And how an hourglass is wide on both ends
But wide enough in the center for one grain only
That image is my voice
Working in my throat
In the present, at a center that is just “wide enough,” there is the sense of all grains that have yet to pass through the waist of the hourglass and all the grains that already have.
The voice of these poems, like a grain of sand part of a larger beach, is fated to a kind of eternal erosion.
I look at pictures of myself sometimes
And I can see my skeleton
Skull all hard
Around the eyes
Where they sink in a little
These pictures are rare but becoming less so
It’s blue around the eyes sockets
Like a mortal gleam
Pollari’s poems make apparent the baleful rule of existence—if you are alive you will die. Moreover, the inherent drama of your life is that it’s your own and “[t]he death of a body means nothing / [u]nless it’s your own.” Pollari strives at an elusive, perhaps selfish clarity, predicated in an interior knowledge that reflects her speaker’s environment. However, the environment has little to confess. It is opaque. The rules of nature and the rules of living were made by some other agent. The resulting position of Pollari’s speaker becomes one of both suspicion and indifference.
Nature bores me
The way a thing I don’t understand bores me
Like when I looked at an article about plagiarism
Sometimes I just can’t think about something
I can only describe it with words.

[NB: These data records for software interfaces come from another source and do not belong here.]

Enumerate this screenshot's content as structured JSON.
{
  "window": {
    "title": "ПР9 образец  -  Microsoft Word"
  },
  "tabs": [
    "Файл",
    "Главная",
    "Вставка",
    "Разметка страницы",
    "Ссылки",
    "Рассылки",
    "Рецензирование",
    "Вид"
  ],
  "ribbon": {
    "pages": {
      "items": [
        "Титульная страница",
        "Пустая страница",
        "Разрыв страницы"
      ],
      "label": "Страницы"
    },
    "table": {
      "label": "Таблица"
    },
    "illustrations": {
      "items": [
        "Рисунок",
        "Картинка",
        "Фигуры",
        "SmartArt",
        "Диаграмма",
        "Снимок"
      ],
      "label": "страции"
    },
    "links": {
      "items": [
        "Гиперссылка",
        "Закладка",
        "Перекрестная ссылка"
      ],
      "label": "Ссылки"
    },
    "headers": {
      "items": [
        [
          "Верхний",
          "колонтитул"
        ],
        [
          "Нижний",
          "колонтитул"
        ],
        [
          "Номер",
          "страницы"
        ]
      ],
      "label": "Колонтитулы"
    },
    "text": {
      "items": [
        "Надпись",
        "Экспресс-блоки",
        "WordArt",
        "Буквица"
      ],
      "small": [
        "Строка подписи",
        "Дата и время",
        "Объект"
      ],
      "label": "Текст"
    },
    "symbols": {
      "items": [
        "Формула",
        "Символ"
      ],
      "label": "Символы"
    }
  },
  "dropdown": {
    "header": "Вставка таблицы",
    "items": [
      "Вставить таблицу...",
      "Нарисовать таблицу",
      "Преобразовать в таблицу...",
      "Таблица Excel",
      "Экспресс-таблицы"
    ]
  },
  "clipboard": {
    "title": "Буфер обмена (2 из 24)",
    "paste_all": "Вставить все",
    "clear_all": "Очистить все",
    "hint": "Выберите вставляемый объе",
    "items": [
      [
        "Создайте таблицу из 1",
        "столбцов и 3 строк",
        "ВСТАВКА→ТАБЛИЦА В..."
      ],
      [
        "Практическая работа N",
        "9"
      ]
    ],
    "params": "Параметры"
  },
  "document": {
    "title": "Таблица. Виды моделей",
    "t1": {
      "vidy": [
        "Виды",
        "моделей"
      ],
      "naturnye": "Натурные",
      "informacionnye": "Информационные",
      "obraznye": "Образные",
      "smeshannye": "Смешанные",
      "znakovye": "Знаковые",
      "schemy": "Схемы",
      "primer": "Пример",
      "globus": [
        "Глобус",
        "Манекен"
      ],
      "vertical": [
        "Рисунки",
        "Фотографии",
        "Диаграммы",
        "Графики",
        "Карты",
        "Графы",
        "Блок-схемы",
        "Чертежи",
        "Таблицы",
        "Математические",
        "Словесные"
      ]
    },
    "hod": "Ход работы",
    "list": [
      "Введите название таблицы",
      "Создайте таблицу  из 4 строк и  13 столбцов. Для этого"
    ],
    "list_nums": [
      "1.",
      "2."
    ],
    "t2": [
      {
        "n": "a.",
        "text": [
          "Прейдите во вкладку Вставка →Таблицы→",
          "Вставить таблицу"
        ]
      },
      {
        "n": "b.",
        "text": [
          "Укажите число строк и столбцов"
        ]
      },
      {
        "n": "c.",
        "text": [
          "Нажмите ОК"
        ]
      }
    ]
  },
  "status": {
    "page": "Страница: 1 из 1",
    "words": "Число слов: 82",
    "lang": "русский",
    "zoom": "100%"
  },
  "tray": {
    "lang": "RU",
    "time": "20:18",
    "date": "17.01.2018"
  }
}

Norma Cole writes, “a poem is a made place, a deedless deed that stakes out or constellates ambiguity without laying claim to it, without attempting to master or contain it.” The seemingly wavering intention of a “deedless deed” or a kind of nontransferable gesture is the cultural capital of a poem, a poet. Niina Pollari’s Dead Horse gives a kind of evidence to the human condition—gives audience to the deed of living and the manifold misdeeds we are born into—“etc., etc., etc.”
Dead Horse is available from Birds, LLC.
Douglas Piccinnini was born in New York City in 1982. His writing has appeared in Antioch Review, Diner Journal, Jacket, Lana Turner, NYTimes.com and, The Poetry Project Newsletter—among other publications. He has been awarded residencies by The Vermont Studio Center, Art Farm in Marquette, NE and, The Elizabeth Bishop Society of Nova Scotia. In 2014, he was selected by Dorothea Lasky as a winner of the Summer Literary Seminars. He is the author of the forthcoming novella, Story Book (The Cultural Society) and collection of poems, Blood Oboe (Omnidawn).